Listed records:
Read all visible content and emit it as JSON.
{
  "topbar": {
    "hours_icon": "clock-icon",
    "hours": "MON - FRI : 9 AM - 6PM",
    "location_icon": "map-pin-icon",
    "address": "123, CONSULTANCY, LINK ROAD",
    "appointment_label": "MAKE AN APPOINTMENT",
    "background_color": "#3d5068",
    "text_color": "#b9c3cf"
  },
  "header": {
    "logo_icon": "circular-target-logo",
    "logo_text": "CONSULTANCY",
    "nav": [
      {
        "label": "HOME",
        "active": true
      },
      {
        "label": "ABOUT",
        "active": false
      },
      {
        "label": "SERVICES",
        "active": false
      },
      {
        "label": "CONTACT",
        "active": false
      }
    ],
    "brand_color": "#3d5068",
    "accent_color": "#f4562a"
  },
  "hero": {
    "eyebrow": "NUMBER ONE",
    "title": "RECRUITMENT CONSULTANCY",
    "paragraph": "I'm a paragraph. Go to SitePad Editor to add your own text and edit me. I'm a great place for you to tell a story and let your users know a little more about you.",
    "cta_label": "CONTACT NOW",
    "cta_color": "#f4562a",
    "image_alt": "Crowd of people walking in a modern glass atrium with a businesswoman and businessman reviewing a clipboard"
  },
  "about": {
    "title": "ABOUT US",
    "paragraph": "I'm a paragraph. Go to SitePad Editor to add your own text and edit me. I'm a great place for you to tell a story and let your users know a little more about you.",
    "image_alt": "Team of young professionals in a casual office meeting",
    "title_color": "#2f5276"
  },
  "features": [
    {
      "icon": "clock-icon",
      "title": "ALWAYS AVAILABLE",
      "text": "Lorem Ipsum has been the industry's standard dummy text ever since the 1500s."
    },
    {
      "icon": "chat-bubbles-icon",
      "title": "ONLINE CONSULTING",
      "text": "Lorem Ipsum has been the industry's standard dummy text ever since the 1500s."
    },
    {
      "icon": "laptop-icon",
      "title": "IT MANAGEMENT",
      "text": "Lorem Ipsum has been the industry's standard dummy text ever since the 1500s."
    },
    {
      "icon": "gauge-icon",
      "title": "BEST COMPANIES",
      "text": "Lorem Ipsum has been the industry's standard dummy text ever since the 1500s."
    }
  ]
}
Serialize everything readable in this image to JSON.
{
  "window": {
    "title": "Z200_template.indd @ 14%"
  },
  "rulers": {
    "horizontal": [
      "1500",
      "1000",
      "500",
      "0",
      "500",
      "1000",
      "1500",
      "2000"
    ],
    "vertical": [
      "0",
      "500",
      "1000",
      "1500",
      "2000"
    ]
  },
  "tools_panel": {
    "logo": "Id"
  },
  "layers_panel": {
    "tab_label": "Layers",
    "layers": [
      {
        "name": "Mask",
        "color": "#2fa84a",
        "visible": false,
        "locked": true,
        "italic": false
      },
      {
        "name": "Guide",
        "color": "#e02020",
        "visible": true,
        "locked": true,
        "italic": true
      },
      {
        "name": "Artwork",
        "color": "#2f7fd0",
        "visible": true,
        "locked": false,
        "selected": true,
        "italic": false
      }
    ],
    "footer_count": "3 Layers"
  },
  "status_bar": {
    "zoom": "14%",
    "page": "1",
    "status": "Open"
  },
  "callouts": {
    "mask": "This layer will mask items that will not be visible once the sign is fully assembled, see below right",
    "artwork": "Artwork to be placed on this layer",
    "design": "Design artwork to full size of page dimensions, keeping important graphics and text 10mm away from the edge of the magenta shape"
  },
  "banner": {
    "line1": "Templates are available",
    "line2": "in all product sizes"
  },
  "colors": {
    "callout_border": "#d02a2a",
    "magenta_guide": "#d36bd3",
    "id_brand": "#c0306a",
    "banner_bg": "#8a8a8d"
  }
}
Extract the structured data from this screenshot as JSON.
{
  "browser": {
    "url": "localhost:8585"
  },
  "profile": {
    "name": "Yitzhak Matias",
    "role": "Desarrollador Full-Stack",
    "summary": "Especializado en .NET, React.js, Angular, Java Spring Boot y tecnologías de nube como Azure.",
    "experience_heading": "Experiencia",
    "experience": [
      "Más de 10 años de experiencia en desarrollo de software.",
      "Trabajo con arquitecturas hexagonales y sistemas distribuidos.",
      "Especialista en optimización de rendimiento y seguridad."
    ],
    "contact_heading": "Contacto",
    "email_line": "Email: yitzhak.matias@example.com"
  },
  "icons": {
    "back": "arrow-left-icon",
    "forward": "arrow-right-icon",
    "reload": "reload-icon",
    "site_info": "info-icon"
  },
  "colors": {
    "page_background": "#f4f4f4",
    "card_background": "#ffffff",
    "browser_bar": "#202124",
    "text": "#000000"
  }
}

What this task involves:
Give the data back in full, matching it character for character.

Exercise result:
Read all visible content and emit it as JSON.
{
  "topbar": {
    "hours_icon": "clock-icon",
    "hours": "MON - FRI : 9 AM - 6PM",
    "location_icon": "map-pin-icon",
    "address": "123, CONSULTANCY, LINK ROAD",
    "appointment_label": "MAKE AN APPOINTMENT",
    "background_color": "#3d5068",
    "text_color": "#b9c3cf"
  },
  "header": {
    "logo_icon": "circular-target-logo",
    "logo_text": "CONSULTANCY",
    "nav": [
      {
        "label": "HOME",
        "active": true
      },
      {
        "label": "ABOUT",
        "active": false
      },
      {
        "label": "SERVICES",
        "active": false
      },
      {
        "label": "CONTACT",
        "active": false
      }
    ],
    "brand_color": "#3d5068",
    "accent_color": "#f4562a"
  },
  "hero": {
    "eyebrow": "NUMBER ONE",
    "title": "RECRUITMENT CONSULTANCY",
    "paragraph": "I'm a paragraph. Go to SitePad Editor to add your own text and edit me. I'm a great place for you to tell a story and let your users know a little more about you.",
    "cta_label": "CONTACT NOW",
    "cta_color": "#f4562a",
    "image_alt": "Crowd of people walking in a modern glass atrium with a businesswoman and businessman reviewing a clipboard"
  },
  "about": {
    "title": "ABOUT US",
    "paragraph": "I'm a paragraph. Go to SitePad Editor to add your own text and edit me. I'm a great place for you to tell a story and let your users know a little more about you.",
    "image_alt": "Team of young professionals in a casual office meeting",
    "title_color": "#2f5276"
  },
  "features": [
    {
      "icon": "clock-icon",
      "title": "ALWAYS AVAILABLE",
      "text": "Lorem Ipsum has been the industry's standard dummy text ever since the 1500s."
    },
    {
      "icon": "chat-bubbles-icon",
      "title": "ONLINE CONSULTING",
      "text": "Lorem Ipsum has been the industry's standard dummy text ever since the 1500s."
    },
    {
      "icon": "laptop-icon",
      "title": "IT MANAGEMENT",
      "text": "Lorem Ipsum has been the industry's standard dummy text ever since the 1500s."
    },
    {
      "icon": "gauge-icon",
      "title": "BEST COMPANIES",
      "text": "Lorem Ipsum has been the industry's standard dummy text ever since the 1500s."
    }
  ]
}
Serialize everything readable in this image to JSON.
{
  "window": {
    "title": "Z200_template.indd @ 14%"
  },
  "rulers": {
    "horizontal": [
      "1500",
      "1000",
      "500",
      "0",
      "500",
      "1000",
      "1500",
      "2000"
    ],
    "vertical": [
      "0",
      "500",
      "1000",
      "1500",
      "2000"
    ]
  },
  "tools_panel": {
    "logo": "Id"
  },
  "layers_panel": {
    "tab_label": "Layers",
    "layers": [
      {
        "name": "Mask",
        "color": "#2fa84a",
        "visible": false,
        "locked": true,
        "italic": false
      },
      {
        "name": "Guide",
        "color": "#e02020",
        "visible": true,
        "locked": true,
        "italic": true
      },
      {
        "name": "Artwork",
        "color": "#2f7fd0",
        "visible": true,
        "locked": false,
        "selected": true,
        "italic": false
      }
    ],
    "footer_count": "3 Layers"
  },
  "status_bar": {
    "zoom": "14%",
    "page": "1",
    "status": "Open"
  },
  "callouts": {
    "mask": "This layer will mask items that will not be visible once the sign is fully assembled, see below right",
    "artwork": "Artwork to be placed on this layer",
    "design": "Design artwork to full size of page dimensions, keeping important graphics and text 10mm away from the edge of the magenta shape"
  },
  "banner": {
    "line1": "Templates are available",
    "line2": "in all product sizes"
  },
  "colors": {
    "callout_border": "#d02a2a",
    "magenta_guide": "#d36bd3",
    "id_brand": "#c0306a",
    "banner_bg": "#8a8a8d"
  }
}
Extract the structured data from this screenshot as JSON.
{
  "browser": {
    "url": "localhost:8585"
  },
  "profile": {
    "name": "Yitzhak Matias",
    "role": "Desarrollador Full-Stack",
    "summary": "Especializado en .NET, React.js, Angular, Java Spring Boot y tecnologías de nube como Azure.",
    "experience_heading": "Experiencia",
    "experience": [
      "Más de 10 años de experiencia en desarrollo de software.",
      "Trabajo con arquitecturas hexagonales y sistemas distribuidos.",
      "Especialista en optimización de rendimiento y seguridad."
    ],
    "contact_heading": "Contacto",
    "email_line": "Email: yitzhak.matias@example.com"
  },
  "icons": {
    "back": "arrow-left-icon",
    "forward": "arrow-right-icon",
    "reload": "reload-icon",
    "site_info": "info-icon"
  },
  "colors": {
    "page_background": "#f4f4f4",
    "card_background": "#ffffff",
    "browser_bar": "#202124",
    "text": "#000000"
  }
}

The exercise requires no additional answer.